So often, parents hope that their autistic child will want to go to lots and lots of busy, noisy parties, and make polite conversation.  It makes sense to think this, because that probably works for a lot of other children.'s hell.  Just hell for them.  The chances of an autistic child making a friend when they're in lots of sensory pain are very limited.  Mostly, they'll hide, or freeze, or run away, or maybe get into such a panic that they may lash out in fear.  Certainly they won't be able to think how to say anything useful.  Much better to find their favourite hobby, and find a club for young people to share that.  Local autism charities may well know of such ones.  There are also specialist play centres.  Parties might work if they are structured and in a good sensory environment.  Outdoor play for example, well managed.

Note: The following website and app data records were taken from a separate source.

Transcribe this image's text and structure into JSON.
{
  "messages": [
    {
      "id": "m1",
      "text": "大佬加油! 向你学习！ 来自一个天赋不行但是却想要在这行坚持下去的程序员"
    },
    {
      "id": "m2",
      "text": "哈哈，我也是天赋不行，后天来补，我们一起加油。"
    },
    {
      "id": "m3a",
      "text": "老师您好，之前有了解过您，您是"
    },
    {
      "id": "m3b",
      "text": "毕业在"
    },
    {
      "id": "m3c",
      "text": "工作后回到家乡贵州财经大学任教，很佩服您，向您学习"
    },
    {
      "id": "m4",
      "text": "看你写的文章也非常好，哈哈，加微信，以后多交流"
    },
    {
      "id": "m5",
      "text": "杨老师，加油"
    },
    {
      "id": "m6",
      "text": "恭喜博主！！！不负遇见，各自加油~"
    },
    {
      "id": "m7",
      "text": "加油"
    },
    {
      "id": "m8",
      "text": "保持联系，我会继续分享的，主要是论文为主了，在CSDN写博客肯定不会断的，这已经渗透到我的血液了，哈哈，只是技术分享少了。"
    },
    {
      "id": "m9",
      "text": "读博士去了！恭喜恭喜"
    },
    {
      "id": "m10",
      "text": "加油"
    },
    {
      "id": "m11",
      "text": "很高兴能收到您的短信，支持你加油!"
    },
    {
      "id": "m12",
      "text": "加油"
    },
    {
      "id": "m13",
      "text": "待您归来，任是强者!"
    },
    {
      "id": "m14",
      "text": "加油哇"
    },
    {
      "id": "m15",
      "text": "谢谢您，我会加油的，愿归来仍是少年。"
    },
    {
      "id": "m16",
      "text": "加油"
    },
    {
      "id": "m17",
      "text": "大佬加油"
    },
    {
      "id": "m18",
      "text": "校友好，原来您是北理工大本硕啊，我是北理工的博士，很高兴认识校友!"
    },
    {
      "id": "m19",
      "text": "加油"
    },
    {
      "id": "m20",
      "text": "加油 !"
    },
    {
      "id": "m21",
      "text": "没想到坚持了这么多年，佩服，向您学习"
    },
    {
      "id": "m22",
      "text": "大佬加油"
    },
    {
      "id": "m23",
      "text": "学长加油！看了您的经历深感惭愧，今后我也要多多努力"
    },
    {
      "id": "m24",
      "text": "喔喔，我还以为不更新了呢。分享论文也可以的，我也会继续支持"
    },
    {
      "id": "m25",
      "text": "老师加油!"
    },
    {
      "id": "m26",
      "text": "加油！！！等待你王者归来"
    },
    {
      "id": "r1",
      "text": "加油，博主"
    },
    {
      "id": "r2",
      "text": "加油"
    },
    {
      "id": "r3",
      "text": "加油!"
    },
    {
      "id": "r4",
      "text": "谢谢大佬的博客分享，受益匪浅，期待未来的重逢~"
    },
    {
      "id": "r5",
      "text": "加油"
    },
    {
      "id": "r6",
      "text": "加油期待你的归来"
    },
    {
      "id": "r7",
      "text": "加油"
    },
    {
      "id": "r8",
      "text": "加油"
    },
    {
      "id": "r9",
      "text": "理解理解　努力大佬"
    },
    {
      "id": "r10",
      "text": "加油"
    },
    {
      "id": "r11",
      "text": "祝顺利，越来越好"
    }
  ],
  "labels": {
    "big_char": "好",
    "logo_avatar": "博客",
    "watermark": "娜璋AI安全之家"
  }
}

There's good humorous books such as this one, talking about the strange behaviour of non-autistic people ("NTs").  I'd recommend such books for the adults in the family as well as the younger people, because there's so much normal human behaviour that is really odd.  But because most people do it, it's accepted.

Schools can really help.  They can learn that autistic children need downtime to recover from sensory hell.  They can learn that a quiet space and a useful hobby can be much better than going out into the deafening swirl of the playground.  They can be understanding of shutdowns and meltdowns, and realise that's emergency behaviour, distress behaviour - not 'challenging behaviour'.  Schools can arrange fabulous training from places like the Autistic Pride networks, which look at self esteem and how to change the thinking of the teams.  Or from companies such as AT-Autism, who likewise look at team training and making life easier for everyone.

And other parents can help, too.  If you invite an autistic child round to play, expect them to play autistically.  Don't be offended if they cannot speak at the time, or need to leave early.  Let them bring their own comforting items and explain to your own child why their friend plays differently.  But that the play is a sign of respect, not rudeness.  In autistic lives, parallel playing and keeping sensory distraction to a minimum can be very respectful indeed of other autistic people around us.

You can help as a parent by explaining positively about your child.  If they use repetitive movements, explain that it helps them keep track of where their body is, or helps them keep calm.  Know that good research shows it doesn't stop them concentrating.   You can be watching out for children who take advantage of them, or enjoy bullying them or getting them into trouble. 

Help by refusing to buy into expensive and useless 'treatments' that allege to stop autism.  It's like trying to stop someone being 5ft 6.  Autism is built-in.  Be aware that a lot of the 'treatments' are now linked to really, really bad outcomes for the children later on. Even the 'evidence-based' ones you may hear about.  The evidence for some was that it trains the children not to say or show they're in pain any more.  Not good for any child.   A good speech and language therapist can help if a child has difficulty communicating, though.  They can find what works, whether it's speech, technology, sign or otherwise.

It's a beautiful, fascinating world.  Certainly one where there's not enough knowledge, not enough training or support yet for families.  And certainly some young autistic people need a lot of support in their early lives.

But letting them being themselves, wonderfully autistic, (safely, of course), is the right thing.  They will learn, and grow, and get confidence.  Just on a different timeline, perhaps to that of other children.  But every bit as valid, every bit as treasured.  Some will go on to be the world's specialists, and  - yes - have good friends.  Not hundreds, no.  But good.  People who respect them for who they are.  Quite possibly online friends.  (Safely, of course).

Bringing up our own autistic son was an amazing journey.  Whilst I have a lot to say about a few people who didn't make life easy, and a lot to say about the pressure on parents from society...I am so proud of him.  Just so proud.  Just because he's his own fantastic self.

Now an adult, a well respected adviser and trainer....on autism...